Image courtesy of Websubs/Pixabay.
A year after Donald Trump’s election to the presidency, the furor around his approach to transatlantic security has predictably calmed. Part of the reason is saturation. Like antibiotics, provocation of one’s allies loses its potency when used excessively. Part of the reason is that the president has found a more willing and compelling foil, in the form of Kim Jong Un, than those buttoned-up European leaders he accuses of freeloading. Certainly, part of the reason includes the administration’s Russia-related scandals and Robert Mueller’s investigation. The president’s hostility toward NATO has always felt more like a sop to Moscow than a matter of principle and thus not a good look with indictments swirling.
In 2013, Venezuela was a defective democracy experiencing serious breaches of civil and political rights, but with more or less functioning electoral institutions, and accountability between the branches of the state. Today, the country is an authoritarian regime. President Nicolás Maduro’s government crossed into that territory on March 29 this year, when the Supreme Court, following instructions from the executive, stripped the country’s National Assembly of its competences, triggering the wave of demonstrations that continues today (42 a day on average) and that has cost the life of 126 Venezuelans. Another definitive step occurred on July 16, with the election, through massive electoral fraud, of a Constituent Assembly with total powers over the National Assembly and aimed at rewriting the national constitution.
There are two main victims of the Venezuelan crisis. The first are the Venezuelan people, who have not only witnessed a dramatic deterioration of their living conditions, but have also lost the ability to live together in harmony, for an undetermined amount of time. The second victim, on which I focus here, is multilateralism—the ability of states to bring collective solutions to conflicts and crises through institutions and other forms of cooperation.
The European Union has threatened to sanction Poland unless it drops legal reforms that undermine the independence of its judiciary. The Polish legislation mirrors earlier changes in Hungary, leading many analysts to draw parallels between the broader challenges to liberal democracy by the two regimes.

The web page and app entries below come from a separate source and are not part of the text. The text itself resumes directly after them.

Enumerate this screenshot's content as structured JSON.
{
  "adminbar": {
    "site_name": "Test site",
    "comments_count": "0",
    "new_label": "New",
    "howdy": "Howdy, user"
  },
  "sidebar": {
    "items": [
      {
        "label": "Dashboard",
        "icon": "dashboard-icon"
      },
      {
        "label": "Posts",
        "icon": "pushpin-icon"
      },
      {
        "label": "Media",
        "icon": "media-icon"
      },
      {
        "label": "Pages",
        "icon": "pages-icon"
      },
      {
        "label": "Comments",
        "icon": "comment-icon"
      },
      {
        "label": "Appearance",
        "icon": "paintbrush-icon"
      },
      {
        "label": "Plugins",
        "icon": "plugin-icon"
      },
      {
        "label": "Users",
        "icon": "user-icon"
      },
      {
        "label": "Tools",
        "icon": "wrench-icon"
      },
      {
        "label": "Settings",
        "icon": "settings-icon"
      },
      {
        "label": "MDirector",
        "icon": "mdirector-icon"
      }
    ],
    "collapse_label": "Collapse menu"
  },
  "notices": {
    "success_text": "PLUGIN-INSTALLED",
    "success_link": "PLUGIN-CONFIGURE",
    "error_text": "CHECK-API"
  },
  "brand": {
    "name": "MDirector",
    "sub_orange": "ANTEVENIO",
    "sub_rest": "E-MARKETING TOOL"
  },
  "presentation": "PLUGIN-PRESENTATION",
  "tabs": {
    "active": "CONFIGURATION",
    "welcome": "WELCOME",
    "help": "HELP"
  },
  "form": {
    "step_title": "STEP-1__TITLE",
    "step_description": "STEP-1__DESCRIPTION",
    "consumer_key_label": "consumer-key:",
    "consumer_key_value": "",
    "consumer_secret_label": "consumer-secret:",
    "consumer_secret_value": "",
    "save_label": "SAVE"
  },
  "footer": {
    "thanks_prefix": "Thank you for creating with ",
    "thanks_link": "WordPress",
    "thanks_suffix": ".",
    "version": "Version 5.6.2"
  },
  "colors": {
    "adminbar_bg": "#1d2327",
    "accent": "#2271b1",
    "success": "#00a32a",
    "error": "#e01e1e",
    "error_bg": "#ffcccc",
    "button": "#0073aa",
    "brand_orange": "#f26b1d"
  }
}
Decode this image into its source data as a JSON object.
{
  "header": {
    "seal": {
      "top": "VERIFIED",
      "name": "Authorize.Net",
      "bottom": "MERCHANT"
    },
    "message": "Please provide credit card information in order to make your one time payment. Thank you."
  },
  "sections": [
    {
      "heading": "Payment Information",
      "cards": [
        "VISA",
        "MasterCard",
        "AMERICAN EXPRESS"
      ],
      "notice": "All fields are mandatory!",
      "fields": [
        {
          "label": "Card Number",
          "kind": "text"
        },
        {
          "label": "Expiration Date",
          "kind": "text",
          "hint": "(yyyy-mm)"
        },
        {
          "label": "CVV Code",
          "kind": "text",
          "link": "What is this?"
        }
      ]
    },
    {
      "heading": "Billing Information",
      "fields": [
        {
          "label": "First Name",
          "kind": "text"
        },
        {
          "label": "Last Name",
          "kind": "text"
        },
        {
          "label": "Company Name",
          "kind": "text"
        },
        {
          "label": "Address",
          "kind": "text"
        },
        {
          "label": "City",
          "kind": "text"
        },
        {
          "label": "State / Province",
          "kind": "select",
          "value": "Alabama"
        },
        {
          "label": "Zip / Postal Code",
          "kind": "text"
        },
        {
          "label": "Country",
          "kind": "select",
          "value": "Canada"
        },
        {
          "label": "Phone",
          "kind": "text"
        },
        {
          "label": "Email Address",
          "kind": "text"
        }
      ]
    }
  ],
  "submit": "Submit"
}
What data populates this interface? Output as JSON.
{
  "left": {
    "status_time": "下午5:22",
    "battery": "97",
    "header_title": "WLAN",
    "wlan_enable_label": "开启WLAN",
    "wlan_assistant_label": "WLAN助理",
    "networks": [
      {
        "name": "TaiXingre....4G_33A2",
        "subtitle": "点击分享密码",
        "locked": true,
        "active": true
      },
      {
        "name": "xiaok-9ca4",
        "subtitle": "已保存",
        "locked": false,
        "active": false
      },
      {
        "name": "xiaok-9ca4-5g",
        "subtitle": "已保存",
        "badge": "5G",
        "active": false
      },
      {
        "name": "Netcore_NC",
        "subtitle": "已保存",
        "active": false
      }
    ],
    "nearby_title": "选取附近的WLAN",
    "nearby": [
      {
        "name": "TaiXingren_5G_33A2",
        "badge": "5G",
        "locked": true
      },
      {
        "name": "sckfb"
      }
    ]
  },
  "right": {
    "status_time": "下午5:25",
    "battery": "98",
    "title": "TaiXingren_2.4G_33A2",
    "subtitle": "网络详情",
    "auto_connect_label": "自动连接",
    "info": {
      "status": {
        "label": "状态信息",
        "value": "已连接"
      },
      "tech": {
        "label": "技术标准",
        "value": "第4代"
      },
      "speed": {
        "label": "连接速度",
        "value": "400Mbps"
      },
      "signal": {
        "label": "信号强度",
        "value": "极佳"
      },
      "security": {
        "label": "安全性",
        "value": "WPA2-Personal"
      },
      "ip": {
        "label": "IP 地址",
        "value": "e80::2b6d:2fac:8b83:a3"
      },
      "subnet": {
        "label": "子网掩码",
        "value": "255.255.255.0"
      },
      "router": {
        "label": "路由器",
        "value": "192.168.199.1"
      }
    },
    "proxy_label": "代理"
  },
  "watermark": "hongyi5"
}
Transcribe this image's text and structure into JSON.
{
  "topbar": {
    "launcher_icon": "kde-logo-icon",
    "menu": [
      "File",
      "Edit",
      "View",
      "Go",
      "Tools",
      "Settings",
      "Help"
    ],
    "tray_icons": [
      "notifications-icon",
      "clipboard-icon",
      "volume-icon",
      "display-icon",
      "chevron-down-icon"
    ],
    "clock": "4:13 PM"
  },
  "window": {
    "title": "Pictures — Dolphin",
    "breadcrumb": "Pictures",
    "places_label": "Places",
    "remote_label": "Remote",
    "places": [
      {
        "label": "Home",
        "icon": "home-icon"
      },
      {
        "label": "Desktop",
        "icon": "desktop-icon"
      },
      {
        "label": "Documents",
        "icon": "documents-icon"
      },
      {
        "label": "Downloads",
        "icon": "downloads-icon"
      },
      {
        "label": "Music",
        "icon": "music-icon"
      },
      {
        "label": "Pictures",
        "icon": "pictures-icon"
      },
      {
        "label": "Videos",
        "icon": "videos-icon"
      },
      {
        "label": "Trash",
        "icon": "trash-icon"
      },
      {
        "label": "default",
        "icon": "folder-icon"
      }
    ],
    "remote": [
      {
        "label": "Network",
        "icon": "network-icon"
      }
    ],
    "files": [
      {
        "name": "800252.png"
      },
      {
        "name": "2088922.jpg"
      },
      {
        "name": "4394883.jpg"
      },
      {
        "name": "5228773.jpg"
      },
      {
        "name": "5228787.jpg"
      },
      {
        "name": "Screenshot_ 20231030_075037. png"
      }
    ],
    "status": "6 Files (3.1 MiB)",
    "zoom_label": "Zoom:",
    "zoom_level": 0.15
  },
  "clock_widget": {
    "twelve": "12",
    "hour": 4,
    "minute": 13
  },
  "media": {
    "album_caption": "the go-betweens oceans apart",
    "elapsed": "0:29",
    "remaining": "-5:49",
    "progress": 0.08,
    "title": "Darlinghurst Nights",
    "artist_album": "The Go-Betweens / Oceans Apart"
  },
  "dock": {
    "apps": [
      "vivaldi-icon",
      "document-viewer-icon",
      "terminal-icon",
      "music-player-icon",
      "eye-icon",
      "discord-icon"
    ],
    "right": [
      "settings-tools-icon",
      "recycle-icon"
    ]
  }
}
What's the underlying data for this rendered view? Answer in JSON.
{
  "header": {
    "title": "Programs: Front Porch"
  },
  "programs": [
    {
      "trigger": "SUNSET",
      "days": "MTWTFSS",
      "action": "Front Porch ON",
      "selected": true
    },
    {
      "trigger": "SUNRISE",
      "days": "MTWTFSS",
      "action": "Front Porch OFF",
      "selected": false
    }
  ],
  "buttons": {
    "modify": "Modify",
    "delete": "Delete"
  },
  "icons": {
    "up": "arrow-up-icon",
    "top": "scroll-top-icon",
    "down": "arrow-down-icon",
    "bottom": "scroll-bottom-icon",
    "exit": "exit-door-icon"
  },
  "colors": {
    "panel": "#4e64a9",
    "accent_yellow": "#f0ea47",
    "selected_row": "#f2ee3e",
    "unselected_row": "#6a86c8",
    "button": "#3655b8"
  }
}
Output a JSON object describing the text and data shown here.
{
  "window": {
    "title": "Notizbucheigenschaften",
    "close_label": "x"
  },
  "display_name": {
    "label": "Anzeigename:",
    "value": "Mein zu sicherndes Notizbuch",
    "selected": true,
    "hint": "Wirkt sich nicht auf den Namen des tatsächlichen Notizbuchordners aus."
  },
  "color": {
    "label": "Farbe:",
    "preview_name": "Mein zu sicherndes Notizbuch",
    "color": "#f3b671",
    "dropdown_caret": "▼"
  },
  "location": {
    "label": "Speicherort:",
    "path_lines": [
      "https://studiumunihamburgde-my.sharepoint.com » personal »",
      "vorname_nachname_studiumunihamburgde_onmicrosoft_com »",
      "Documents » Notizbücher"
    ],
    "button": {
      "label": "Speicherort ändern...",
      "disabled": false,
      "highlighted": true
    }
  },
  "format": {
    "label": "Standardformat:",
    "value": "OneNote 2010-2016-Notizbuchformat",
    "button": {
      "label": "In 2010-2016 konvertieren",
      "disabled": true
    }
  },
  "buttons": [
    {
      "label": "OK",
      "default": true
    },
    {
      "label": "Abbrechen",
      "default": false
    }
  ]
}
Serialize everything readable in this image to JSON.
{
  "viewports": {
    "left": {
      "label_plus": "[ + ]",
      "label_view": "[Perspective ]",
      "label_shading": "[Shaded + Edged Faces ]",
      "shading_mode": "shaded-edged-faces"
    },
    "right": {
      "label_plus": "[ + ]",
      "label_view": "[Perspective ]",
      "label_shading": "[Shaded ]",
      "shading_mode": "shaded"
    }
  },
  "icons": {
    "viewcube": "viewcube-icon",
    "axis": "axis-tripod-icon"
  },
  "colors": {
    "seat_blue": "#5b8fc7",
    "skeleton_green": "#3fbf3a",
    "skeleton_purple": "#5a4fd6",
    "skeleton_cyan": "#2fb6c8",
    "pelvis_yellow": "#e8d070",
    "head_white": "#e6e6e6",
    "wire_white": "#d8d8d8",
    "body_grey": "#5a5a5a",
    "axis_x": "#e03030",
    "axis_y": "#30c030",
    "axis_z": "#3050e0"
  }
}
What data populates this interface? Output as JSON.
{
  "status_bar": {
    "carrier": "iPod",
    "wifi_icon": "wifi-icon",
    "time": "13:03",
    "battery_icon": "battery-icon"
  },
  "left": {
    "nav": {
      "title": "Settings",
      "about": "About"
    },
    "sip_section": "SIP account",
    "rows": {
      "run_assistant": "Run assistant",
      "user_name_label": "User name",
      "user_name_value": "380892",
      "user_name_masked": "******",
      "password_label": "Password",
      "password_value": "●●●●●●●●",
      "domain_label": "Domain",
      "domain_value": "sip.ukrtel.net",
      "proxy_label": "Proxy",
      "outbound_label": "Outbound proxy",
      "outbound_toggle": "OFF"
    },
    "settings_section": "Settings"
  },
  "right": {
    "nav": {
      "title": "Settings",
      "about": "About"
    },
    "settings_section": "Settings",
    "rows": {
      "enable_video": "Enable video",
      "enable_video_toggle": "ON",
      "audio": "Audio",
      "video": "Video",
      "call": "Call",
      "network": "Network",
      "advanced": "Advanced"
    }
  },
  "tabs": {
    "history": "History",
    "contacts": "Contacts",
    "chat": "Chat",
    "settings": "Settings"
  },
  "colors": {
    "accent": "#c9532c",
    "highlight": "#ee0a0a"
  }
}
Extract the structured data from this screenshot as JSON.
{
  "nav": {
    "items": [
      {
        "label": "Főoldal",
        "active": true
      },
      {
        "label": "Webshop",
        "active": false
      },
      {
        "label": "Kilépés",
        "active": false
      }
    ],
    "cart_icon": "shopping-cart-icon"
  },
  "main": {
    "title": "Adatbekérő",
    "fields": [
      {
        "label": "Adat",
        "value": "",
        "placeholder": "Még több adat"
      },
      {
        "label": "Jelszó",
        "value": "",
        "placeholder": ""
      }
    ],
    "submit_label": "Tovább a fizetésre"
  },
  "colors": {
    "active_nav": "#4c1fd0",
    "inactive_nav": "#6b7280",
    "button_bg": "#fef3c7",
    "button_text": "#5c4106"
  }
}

There are certainly similarities between the goals and rhetoric of Fidesz, the ruling party in Hungary since 2010, and PiS (Law and Justice), in power in Poland since 2015. Both appear to be following the same template: First, target the highest courts and the judiciary, then restrict the independence of the media and civil society, and finally transform the constitutional framework and electoral laws in ways that enshrine their hold on power. Viktor Orban of Fidesz and Jaroslaw Kaczynski of PiS share the same goals, have had lengthy meetings together, and have repeatedly vowed to protect each other from potential EU sanctions.